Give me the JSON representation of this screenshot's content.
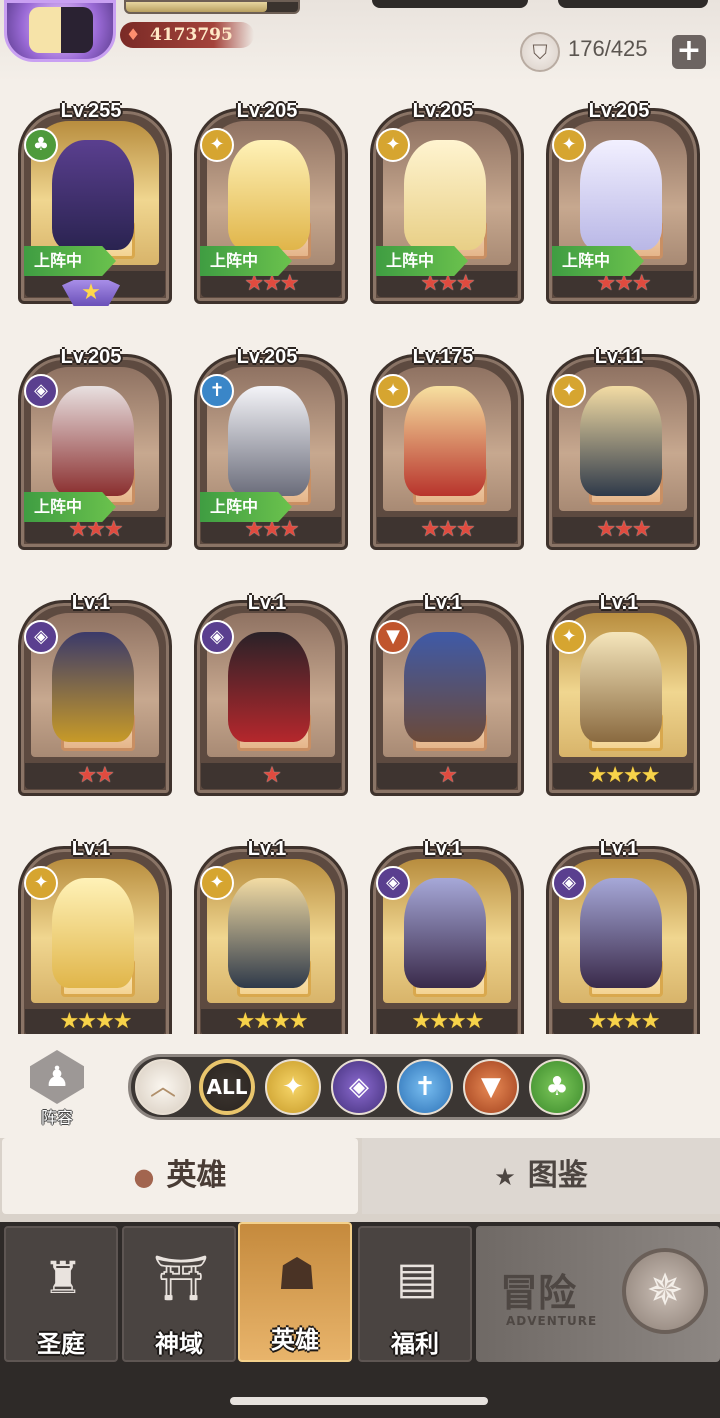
{
  "header": {
    "power_value": "4173795",
    "roster_count": "176/425",
    "add_label": "+"
  },
  "heroes": [
    {
      "level": "Lv.255",
      "faction": "nature",
      "deployed": true,
      "stars": 1,
      "star_color": "gold",
      "rank_badge": true
    },
    {
      "level": "Lv.205",
      "faction": "light",
      "deployed": true,
      "stars": 3,
      "star_color": "red"
    },
    {
      "level": "Lv.205",
      "faction": "light",
      "deployed": true,
      "stars": 3,
      "star_color": "red"
    },
    {
      "level": "Lv.205",
      "faction": "light",
      "deployed": true,
      "stars": 3,
      "star_color": "red"
    },
    {
      "level": "Lv.205",
      "faction": "dark",
      "deployed": true,
      "stars": 3,
      "star_color": "red"
    },
    {
      "level": "Lv.205",
      "faction": "holy",
      "deployed": true,
      "stars": 3,
      "star_color": "red"
    },
    {
      "level": "Lv.175",
      "faction": "light",
      "deployed": false,
      "stars": 3,
      "star_color": "red"
    },
    {
      "level": "Lv.11",
      "faction": "light",
      "deployed": false,
      "stars": 3,
      "star_color": "red"
    },
    {
      "level": "Lv.1",
      "faction": "dark",
      "deployed": false,
      "stars": 2,
      "star_color": "red"
    },
    {
      "level": "Lv.1",
      "faction": "dark",
      "deployed": false,
      "stars": 1,
      "star_color": "red"
    },
    {
      "level": "Lv.1",
      "faction": "beast",
      "deployed": false,
      "stars": 1,
      "star_color": "red"
    },
    {
      "level": "Lv.1",
      "faction": "light",
      "deployed": false,
      "stars": 4,
      "star_color": "gold"
    },
    {
      "level": "Lv.1",
      "faction": "light",
      "deployed": false,
      "stars": 4,
      "star_color": "gold"
    },
    {
      "level": "Lv.1",
      "faction": "light",
      "deployed": false,
      "stars": 4,
      "star_color": "gold"
    },
    {
      "level": "Lv.1",
      "faction": "dark",
      "deployed": false,
      "stars": 4,
      "star_color": "gold"
    },
    {
      "level": "Lv.1",
      "faction": "dark",
      "deployed": false,
      "stars": 4,
      "star_color": "gold"
    }
  ],
  "deployed_label": "上阵中",
  "filters": {
    "formation_label": "阵容",
    "all_label": "ALL",
    "items": [
      "collapse",
      "all",
      "light",
      "dark",
      "holy",
      "beast",
      "nature"
    ]
  },
  "tabs": {
    "heroes_label": "英雄",
    "codex_label": "图鉴"
  },
  "nav": {
    "items": [
      "圣庭",
      "神域",
      "英雄",
      "福利"
    ],
    "active": "英雄",
    "adventure_title": "冒险",
    "adventure_sub": "ADVENTURE"
  },
  "colors": {
    "star_red": "#e04b3f",
    "star_gold": "#f7d34a",
    "deploy_green": "#4caf45",
    "active_nav": "#d9a056"
  }
}
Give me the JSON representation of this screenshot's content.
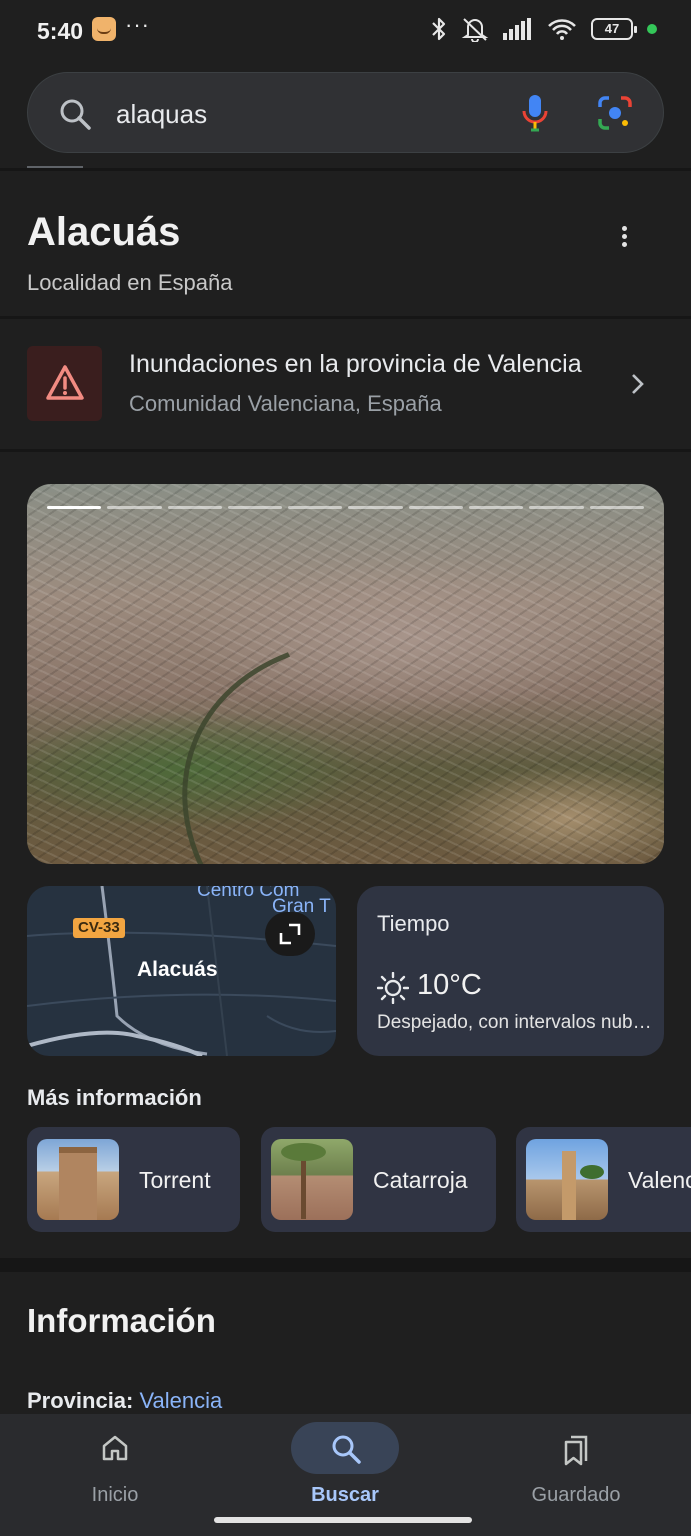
{
  "status_bar": {
    "time": "5:40",
    "notification_dots": "···",
    "battery": "47",
    "icons": [
      "bluetooth-icon",
      "muted-bell-icon",
      "signal-icon",
      "wifi-icon",
      "battery-icon"
    ]
  },
  "search": {
    "query": "alaquas",
    "icons": [
      "search-icon",
      "mic-icon",
      "lens-icon"
    ]
  },
  "entity": {
    "title": "Alacuás",
    "subtitle": "Localidad en España"
  },
  "alert": {
    "title": "Inundaciones en la provincia de Valencia",
    "subtitle": "Comunidad Valenciana, España",
    "accent_color": "#f28b82"
  },
  "hero": {
    "slides_total": 10,
    "active_slide": 1
  },
  "map": {
    "road_badge": "CV-33",
    "poi_line1": "Centro Com",
    "poi_line2": "Gran T",
    "town_label": "Alacuás"
  },
  "weather": {
    "title": "Tiempo",
    "temperature": "10°C",
    "description": "Despejado, con intervalos nubosos",
    "icon": "sun-icon"
  },
  "more_info": {
    "title": "Más información",
    "chips": [
      {
        "label": "Torrent"
      },
      {
        "label": "Catarroja"
      },
      {
        "label": "Valencia"
      }
    ]
  },
  "info": {
    "title": "Información",
    "province_label": "Provincia:",
    "province_value": "Valencia"
  },
  "bottom_nav": {
    "items": [
      {
        "label": "Inicio",
        "icon": "home-icon"
      },
      {
        "label": "Buscar",
        "icon": "search-icon",
        "active": true
      },
      {
        "label": "Guardado",
        "icon": "saved-icon"
      }
    ]
  },
  "colors": {
    "background": "#1f1f1f",
    "link": "#8ab4f8",
    "active_nav": "#a8c7fa"
  }
}
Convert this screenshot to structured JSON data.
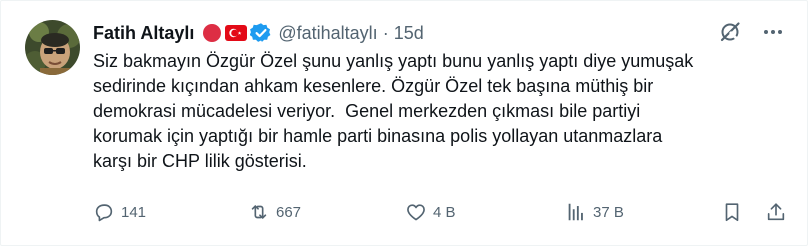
{
  "tweet": {
    "author_name": "Fatih Altaylı",
    "handle": "@fatihaltaylı",
    "separator": "·",
    "time": "15d",
    "text": "Siz bakmayın Özgür Özel şunu yanlış yaptı bunu yanlış yaptı diye yumuşak\nsedirinde kıçından ahkam kesenlere. Özgür Özel tek başına müthiş bir\ndemokrasi mücadelesi veriyor.  Genel merkezden çıkması bile partiyi\nkorumak için yaptığı bir hamle parti binasına polis yollayan utanmazlara\nkarşı bir CHP lilik gösterisi."
  },
  "actions": {
    "replies": "141",
    "reposts": "667",
    "likes": "4 B",
    "views": "37 B"
  },
  "icons": {
    "badge_left": "red-circle-icon",
    "badge_flag": "turkey-flag-icon",
    "verified": "verified-badge-icon",
    "grok": "grok-icon",
    "more": "more-icon",
    "reply": "reply-icon",
    "repost": "repost-icon",
    "like": "heart-icon",
    "views": "views-icon",
    "bookmark": "bookmark-icon",
    "share": "share-icon"
  },
  "colors": {
    "verified_blue": "#1d9bf0",
    "secondary_text": "#536471",
    "flag_red": "#e30a17",
    "emoji_red": "#dd2e44"
  }
}
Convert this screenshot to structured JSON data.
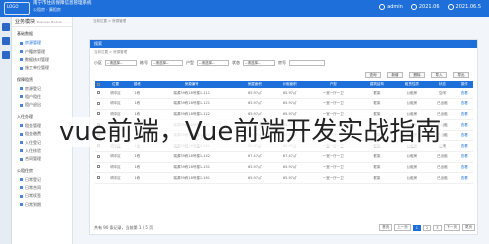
{
  "header": {
    "logo_text": "LOGO",
    "brand_line1": "南宁市住房保障信息管理系统",
    "brand_line2": "公租房 · 廉租房",
    "user": "admin",
    "date1": "2021.06",
    "date2": "2021.06.5"
  },
  "sidebar": {
    "title": "业务模块",
    "subtitle": "Business Module",
    "groups": [
      {
        "title": "基础数据",
        "items": [
          "房源管理",
          "户籍房管理",
          "数据核对管理",
          "施工单位管理"
        ]
      },
      {
        "title": "保障租赁",
        "items": [
          "房源登记",
          "租户租住",
          "租户退出"
        ]
      },
      {
        "title": "入住办理",
        "items": [
          "租金管理",
          "租金缴费",
          "入住登记",
          "入住核验",
          "合同管理"
        ]
      },
      {
        "title": "公租住房",
        "items": [
          "日常登记",
          "日常合同",
          "日常续签",
          "日常到期"
        ]
      }
    ]
  },
  "main": {
    "breadcrumb": "当前位置 > 房源管理",
    "panel_title": "搜索",
    "panel_crumb": "当前位置 > 房源管理",
    "filters": {
      "district_label": "小区",
      "building_label": "栋号",
      "type_label": "户型",
      "status_label": "状态",
      "room_label": "房号",
      "select_placeholder": "--请选择--"
    },
    "buttons": [
      "查询",
      "新增",
      "删除",
      "导入",
      "导出"
    ],
    "table": {
      "headers": [
        "",
        "位置",
        "楼栋",
        "房源编号",
        "房屋面积",
        "计租面积",
        "户型",
        "建筑结构",
        "租赁性质",
        "状态",
        "操作"
      ],
      "rows": [
        [
          "",
          "明中区",
          "1栋",
          "瑞源39栋18号楼1-111",
          "65.97㎡",
          "65.97㎡",
          "一室一厅一卫",
          "框架",
          "公租房",
          "空闲",
          "查看"
        ],
        [
          "",
          "明中区",
          "1栋",
          "瑞源39栋18号楼1-121",
          "65.97㎡",
          "65.97㎡",
          "一室一厅一卫",
          "框架",
          "公租房",
          "已出租",
          "查看"
        ],
        [
          "",
          "明中区",
          "1栋",
          "瑞源39栋18号楼1-122",
          "65.97㎡",
          "65.97㎡",
          "一室一厅一卫",
          "框架",
          "公租房",
          "已出租",
          "查看"
        ],
        [
          "",
          "明中区",
          "1栋",
          "瑞源39栋18号楼1-131",
          "65.97㎡",
          "65.97㎡",
          "一室一厅一卫",
          "框架",
          "公租房",
          "已出租",
          "查看"
        ],
        [
          "",
          "明中区",
          "1栋",
          "瑞源39栋18号楼1-132",
          "67.47㎡",
          "67.47㎡",
          "一室一厅一卫",
          "框架",
          "公租房",
          "已出租",
          "查看"
        ],
        [
          "",
          "明中区",
          "1栋",
          "瑞源39栋18号楼1-141",
          "65.97㎡",
          "65.97㎡",
          "一室一厅一卫",
          "框架",
          "公租房",
          "空闲",
          "查看"
        ],
        [
          "",
          "明中区",
          "1栋",
          "瑞源39栋18号楼1-142",
          "67.47㎡",
          "67.47㎡",
          "一室一厅一卫",
          "框架",
          "公租房",
          "已出租",
          "查看"
        ],
        [
          "",
          "明中区",
          "1栋",
          "瑞源39栋18号楼1-151",
          "65.97㎡",
          "65.97㎡",
          "一室一厅一卫",
          "框架",
          "公租房",
          "已出租",
          "查看"
        ],
        [
          "",
          "明中区",
          "1栋",
          "瑞源39栋18号楼1-161",
          "65.97㎡",
          "65.97㎡",
          "一室一厅一卫",
          "框架",
          "公租房",
          "已出租",
          "查看"
        ]
      ]
    },
    "pager": {
      "summary": "共有 90 条记录，当前第 1 / 5 页",
      "pages": [
        "首页",
        "上一页",
        "1",
        "2",
        "3",
        "下一页",
        "尾页"
      ]
    }
  },
  "overlay_text": "vue前端，Vue前端开发实战指南",
  "colors": {
    "primary": "#1e6fd9"
  }
}
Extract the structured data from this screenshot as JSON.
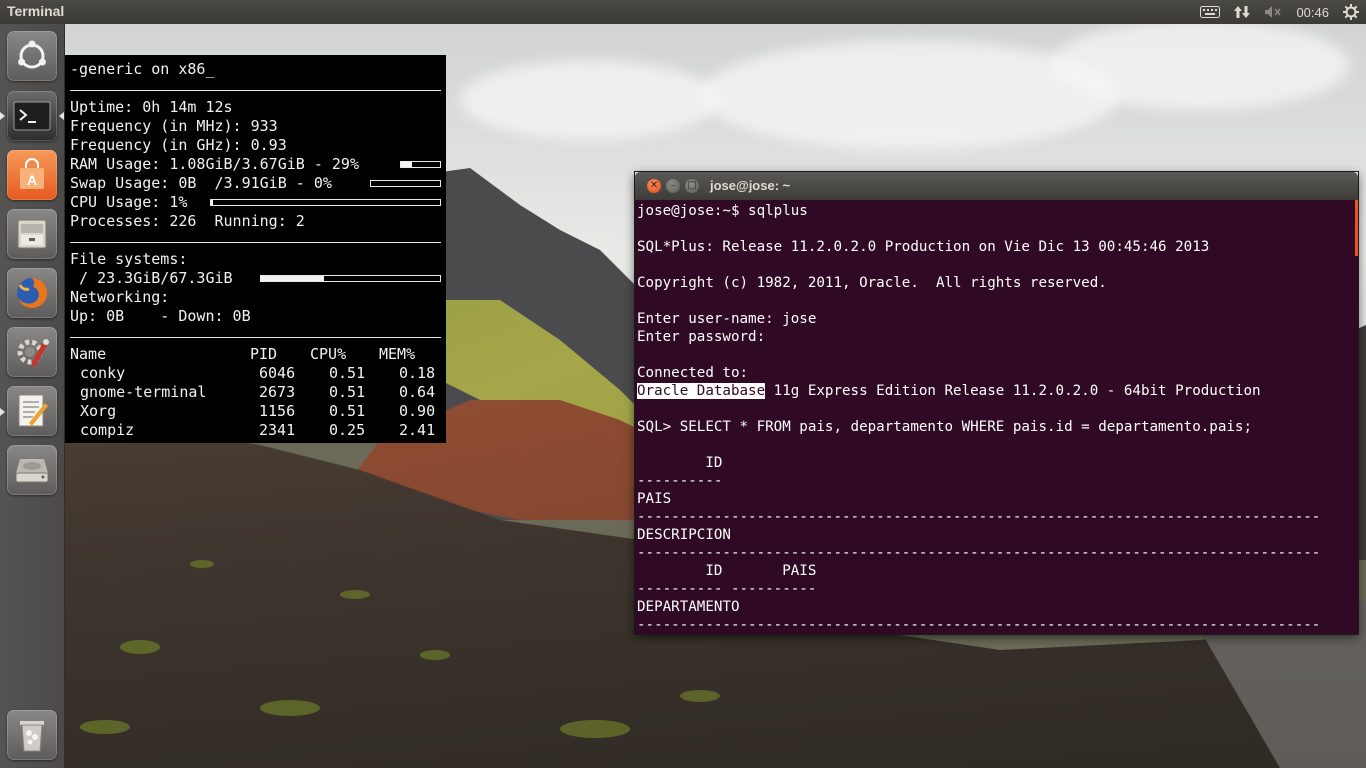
{
  "top_panel": {
    "app_title": "Terminal",
    "clock": "00:46",
    "icons": [
      "keyboard-icon",
      "network-updown-icon",
      "volume-muted-icon",
      "gear-icon"
    ]
  },
  "launcher": {
    "items": [
      "ubuntu-dash",
      "terminal",
      "software-center",
      "files",
      "firefox",
      "system-settings",
      "text-editor",
      "disk",
      "trash"
    ]
  },
  "conky": {
    "header": "-generic on x86_",
    "uptime_label": "Uptime: ",
    "uptime": "0h 14m 12s",
    "freq_mhz_label": "Frequency (in MHz): ",
    "freq_mhz": "933",
    "freq_ghz_label": "Frequency (in GHz): ",
    "freq_ghz": "0.93",
    "ram_label": "RAM Usage: ",
    "ram": "1.08GiB/3.67GiB",
    "ram_sep": " - ",
    "ram_pct": "29%",
    "ram_fraction": 0.29,
    "swap_label": "Swap Usage: ",
    "swap": "0B  /3.91GiB",
    "swap_sep": " - ",
    "swap_pct": "0%",
    "swap_fraction": 0.0,
    "cpu_label": "CPU Usage: ",
    "cpu_pct": "1%",
    "cpu_fraction": 0.01,
    "processes_label": "Processes: ",
    "processes": "226",
    "running_label": "Running: ",
    "running": "2",
    "fs_label": "File systems:",
    "fs_root": " / 23.3GiB/67.3GiB",
    "fs_fraction": 0.35,
    "net_label": "Networking:",
    "net_line": "Up: 0B    - Down: 0B",
    "proc_headers": [
      "Name",
      "PID",
      "CPU%",
      "MEM%"
    ],
    "processes_list": [
      {
        "name": "conky",
        "pid": "6046",
        "cpu": "0.51",
        "mem": "0.18"
      },
      {
        "name": "gnome-terminal",
        "pid": "2673",
        "cpu": "0.51",
        "mem": "0.64"
      },
      {
        "name": "Xorg",
        "pid": "1156",
        "cpu": "0.51",
        "mem": "0.90"
      },
      {
        "name": "compiz",
        "pid": "2341",
        "cpu": "0.25",
        "mem": "2.41"
      }
    ]
  },
  "terminal": {
    "title": "jose@jose: ~",
    "colors": {
      "background": "#300a24",
      "text": "#ffffff",
      "close": "#df4a16"
    },
    "lines": [
      "jose@jose:~$ sqlplus",
      "",
      "SQL*Plus: Release 11.2.0.2.0 Production on Vie Dic 13 00:45:46 2013",
      "",
      "Copyright (c) 1982, 2011, Oracle.  All rights reserved.",
      "",
      "Enter user-name: jose",
      "Enter password:",
      "",
      "Connected to:",
      "",
      "",
      "SQL> SELECT * FROM pais, departamento WHERE pais.id = departamento.pais;",
      "",
      "        ID",
      "----------",
      "PAIS",
      "--------------------------------------------------------------------------------",
      "DESCRIPCION",
      "--------------------------------------------------------------------------------",
      "        ID       PAIS",
      "---------- ----------",
      "DEPARTAMENTO",
      "--------------------------------------------------------------------------------"
    ],
    "highlight_text": "Oracle Database",
    "highlight_rest": " 11g Express Edition Release 11.2.0.2.0 - 64bit Production"
  }
}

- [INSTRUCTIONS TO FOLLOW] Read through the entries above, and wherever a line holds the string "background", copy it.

- [FINISHED EXERCISE]
    "background": "#1f1f1f",
      "background": "#300a24",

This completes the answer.